Kristen Clarke, the president and executive director of the Lawyers’ Committee for Civil Rights Under Law, said she was “astonished” at Acosta’s nomination.
“Acosta led the Civil Rights Division at a time that was marked by stark politicization, and other improper hiring and personnel decisions that were fully laid to bare in a 2008 report issued by the Office of Inspector General,” Clarke said in a statement.
She said political and ideological affiliations were used as a litmus test to evaluate job candidates and career attorneys. “It is hard to believe that Mr. Acosta would now be nominated to lead a federal agency tasked with promoting lawful hiring practices and safe workplaces,” Clarke wrote.
Another issue that may bedevil Acosta in a confirmation is Epstein, a billionaire with reported ties to both Trump, former President Bill Clinton and Britain’s Prince Andrew.
Last year, new documents revealed the “sweetheart plea deal’ for Epstein — who was facing substantial prison time — where both Acosta and then-State Attorney Barry Krischer bowed to pressure by Epstein’s powerful cadre of attorneys.
Victims were kept in the dark about the deal that included a federal non-prosecution agreement.

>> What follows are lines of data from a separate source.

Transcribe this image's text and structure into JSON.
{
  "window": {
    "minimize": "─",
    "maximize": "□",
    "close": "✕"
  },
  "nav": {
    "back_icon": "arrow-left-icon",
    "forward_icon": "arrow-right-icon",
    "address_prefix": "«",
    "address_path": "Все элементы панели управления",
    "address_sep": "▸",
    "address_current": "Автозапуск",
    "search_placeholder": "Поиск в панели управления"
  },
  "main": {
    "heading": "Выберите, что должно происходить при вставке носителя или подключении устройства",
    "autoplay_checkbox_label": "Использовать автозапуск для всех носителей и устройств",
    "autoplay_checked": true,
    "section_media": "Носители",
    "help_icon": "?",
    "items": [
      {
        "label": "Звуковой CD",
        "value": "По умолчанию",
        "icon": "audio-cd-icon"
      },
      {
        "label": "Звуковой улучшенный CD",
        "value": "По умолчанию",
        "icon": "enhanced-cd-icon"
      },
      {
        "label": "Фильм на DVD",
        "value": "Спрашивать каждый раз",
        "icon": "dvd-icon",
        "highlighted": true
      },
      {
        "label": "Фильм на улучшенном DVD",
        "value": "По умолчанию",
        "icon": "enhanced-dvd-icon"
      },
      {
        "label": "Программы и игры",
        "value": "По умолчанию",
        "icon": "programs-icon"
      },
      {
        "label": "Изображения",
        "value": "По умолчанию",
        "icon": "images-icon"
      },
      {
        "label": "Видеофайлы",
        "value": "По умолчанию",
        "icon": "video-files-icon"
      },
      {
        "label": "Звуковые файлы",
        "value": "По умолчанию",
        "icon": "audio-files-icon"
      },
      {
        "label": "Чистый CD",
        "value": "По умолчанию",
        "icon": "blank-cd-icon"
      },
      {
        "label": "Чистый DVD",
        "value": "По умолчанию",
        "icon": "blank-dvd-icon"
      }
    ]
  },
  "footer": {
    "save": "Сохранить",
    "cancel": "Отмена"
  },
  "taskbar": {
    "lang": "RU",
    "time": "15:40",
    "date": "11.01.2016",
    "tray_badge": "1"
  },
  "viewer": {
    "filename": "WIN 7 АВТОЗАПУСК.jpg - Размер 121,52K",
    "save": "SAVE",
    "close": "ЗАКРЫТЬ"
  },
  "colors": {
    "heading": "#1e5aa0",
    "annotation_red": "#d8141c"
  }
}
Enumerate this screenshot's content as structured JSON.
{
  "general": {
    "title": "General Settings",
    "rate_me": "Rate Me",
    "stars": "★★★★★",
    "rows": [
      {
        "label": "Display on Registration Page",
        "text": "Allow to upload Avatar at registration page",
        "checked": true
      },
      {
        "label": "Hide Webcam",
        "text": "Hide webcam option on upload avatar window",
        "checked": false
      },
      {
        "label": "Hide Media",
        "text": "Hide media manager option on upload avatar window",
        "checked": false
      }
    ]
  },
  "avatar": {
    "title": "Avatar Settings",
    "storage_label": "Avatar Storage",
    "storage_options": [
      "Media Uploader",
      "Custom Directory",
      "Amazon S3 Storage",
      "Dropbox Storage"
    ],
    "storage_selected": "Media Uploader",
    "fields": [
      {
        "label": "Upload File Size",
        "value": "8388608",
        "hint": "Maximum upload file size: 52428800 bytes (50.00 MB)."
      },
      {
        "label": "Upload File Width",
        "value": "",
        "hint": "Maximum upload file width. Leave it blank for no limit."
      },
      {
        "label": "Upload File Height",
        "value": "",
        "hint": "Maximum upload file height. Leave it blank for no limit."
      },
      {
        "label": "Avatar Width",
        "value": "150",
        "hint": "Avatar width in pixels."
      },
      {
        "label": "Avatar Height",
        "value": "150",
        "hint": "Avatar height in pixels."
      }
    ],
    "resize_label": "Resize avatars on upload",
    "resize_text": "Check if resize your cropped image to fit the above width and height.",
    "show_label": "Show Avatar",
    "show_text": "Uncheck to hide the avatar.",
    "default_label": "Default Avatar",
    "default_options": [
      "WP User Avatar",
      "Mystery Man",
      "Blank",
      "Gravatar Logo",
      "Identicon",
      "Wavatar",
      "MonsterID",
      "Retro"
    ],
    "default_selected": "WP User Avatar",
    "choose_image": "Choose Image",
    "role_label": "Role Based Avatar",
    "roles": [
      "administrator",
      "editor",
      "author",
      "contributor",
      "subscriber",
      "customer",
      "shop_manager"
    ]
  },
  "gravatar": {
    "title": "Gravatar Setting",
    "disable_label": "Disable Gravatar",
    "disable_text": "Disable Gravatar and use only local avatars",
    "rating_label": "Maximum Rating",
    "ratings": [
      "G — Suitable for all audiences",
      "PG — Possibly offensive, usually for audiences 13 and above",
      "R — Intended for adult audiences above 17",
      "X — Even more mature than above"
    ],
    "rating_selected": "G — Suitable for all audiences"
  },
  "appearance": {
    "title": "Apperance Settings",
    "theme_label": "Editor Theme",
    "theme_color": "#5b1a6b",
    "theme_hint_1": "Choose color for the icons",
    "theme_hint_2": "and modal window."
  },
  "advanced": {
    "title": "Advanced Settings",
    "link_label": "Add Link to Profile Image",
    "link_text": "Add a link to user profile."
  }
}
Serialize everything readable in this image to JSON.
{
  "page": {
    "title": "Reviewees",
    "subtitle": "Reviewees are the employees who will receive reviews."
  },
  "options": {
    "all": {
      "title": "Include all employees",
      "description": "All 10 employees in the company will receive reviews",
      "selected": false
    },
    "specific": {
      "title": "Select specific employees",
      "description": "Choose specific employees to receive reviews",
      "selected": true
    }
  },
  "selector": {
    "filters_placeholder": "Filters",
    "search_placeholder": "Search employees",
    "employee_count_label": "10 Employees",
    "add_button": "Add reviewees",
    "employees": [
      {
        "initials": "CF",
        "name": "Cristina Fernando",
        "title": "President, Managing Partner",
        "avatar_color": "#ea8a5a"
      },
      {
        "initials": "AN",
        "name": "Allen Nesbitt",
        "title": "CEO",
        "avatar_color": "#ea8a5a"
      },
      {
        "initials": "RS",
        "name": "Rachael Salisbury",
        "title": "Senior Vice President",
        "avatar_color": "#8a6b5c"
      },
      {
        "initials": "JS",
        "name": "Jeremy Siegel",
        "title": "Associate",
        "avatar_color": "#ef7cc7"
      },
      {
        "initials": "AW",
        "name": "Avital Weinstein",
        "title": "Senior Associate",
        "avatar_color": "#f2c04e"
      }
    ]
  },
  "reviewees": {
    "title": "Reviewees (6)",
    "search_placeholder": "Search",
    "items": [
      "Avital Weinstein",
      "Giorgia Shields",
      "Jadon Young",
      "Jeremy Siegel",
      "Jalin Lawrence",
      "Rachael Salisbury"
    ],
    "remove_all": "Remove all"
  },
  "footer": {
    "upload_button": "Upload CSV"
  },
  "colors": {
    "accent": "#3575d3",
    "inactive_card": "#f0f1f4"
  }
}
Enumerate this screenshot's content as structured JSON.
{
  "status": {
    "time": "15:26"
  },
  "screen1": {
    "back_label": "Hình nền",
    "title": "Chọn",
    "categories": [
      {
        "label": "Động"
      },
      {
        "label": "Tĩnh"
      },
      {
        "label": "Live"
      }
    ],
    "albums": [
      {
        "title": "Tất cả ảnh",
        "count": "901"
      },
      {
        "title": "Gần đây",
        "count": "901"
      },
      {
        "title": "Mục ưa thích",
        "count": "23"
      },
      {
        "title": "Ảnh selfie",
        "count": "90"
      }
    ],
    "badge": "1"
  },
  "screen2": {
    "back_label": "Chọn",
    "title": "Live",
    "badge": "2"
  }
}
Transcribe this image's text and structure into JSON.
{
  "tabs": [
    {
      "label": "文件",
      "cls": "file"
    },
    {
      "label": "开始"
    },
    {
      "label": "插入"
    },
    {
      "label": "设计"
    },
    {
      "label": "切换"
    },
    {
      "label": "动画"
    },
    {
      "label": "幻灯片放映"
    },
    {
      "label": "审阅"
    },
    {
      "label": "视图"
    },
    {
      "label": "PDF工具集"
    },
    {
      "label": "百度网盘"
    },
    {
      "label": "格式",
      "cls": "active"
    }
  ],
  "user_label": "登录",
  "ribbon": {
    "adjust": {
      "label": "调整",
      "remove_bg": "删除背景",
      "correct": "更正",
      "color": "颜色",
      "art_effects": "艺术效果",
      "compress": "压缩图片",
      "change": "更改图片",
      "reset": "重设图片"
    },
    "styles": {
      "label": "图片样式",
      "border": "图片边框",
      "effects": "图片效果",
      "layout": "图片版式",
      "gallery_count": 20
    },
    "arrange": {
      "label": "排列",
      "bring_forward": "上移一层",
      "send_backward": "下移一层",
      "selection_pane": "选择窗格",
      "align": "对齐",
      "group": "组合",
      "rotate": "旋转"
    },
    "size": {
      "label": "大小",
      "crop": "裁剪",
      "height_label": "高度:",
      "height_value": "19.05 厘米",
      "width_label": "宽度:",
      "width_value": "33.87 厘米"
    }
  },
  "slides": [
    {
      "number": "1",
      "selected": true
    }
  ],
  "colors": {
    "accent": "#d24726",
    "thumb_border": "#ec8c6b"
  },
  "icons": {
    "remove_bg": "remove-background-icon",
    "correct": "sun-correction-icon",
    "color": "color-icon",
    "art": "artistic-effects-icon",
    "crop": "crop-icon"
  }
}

Epstein pleaded guilty to two minor state charges.
“The government does not write even a single sentence explaining why it entered into an NPA (non-prosecution agreement) with a sex offender who had committed hundreds of federal sex offenses against young girls,” a court motion read in civil litigation seeking in invalidate the plea deal.
Post reporter George Bennett contributed to this story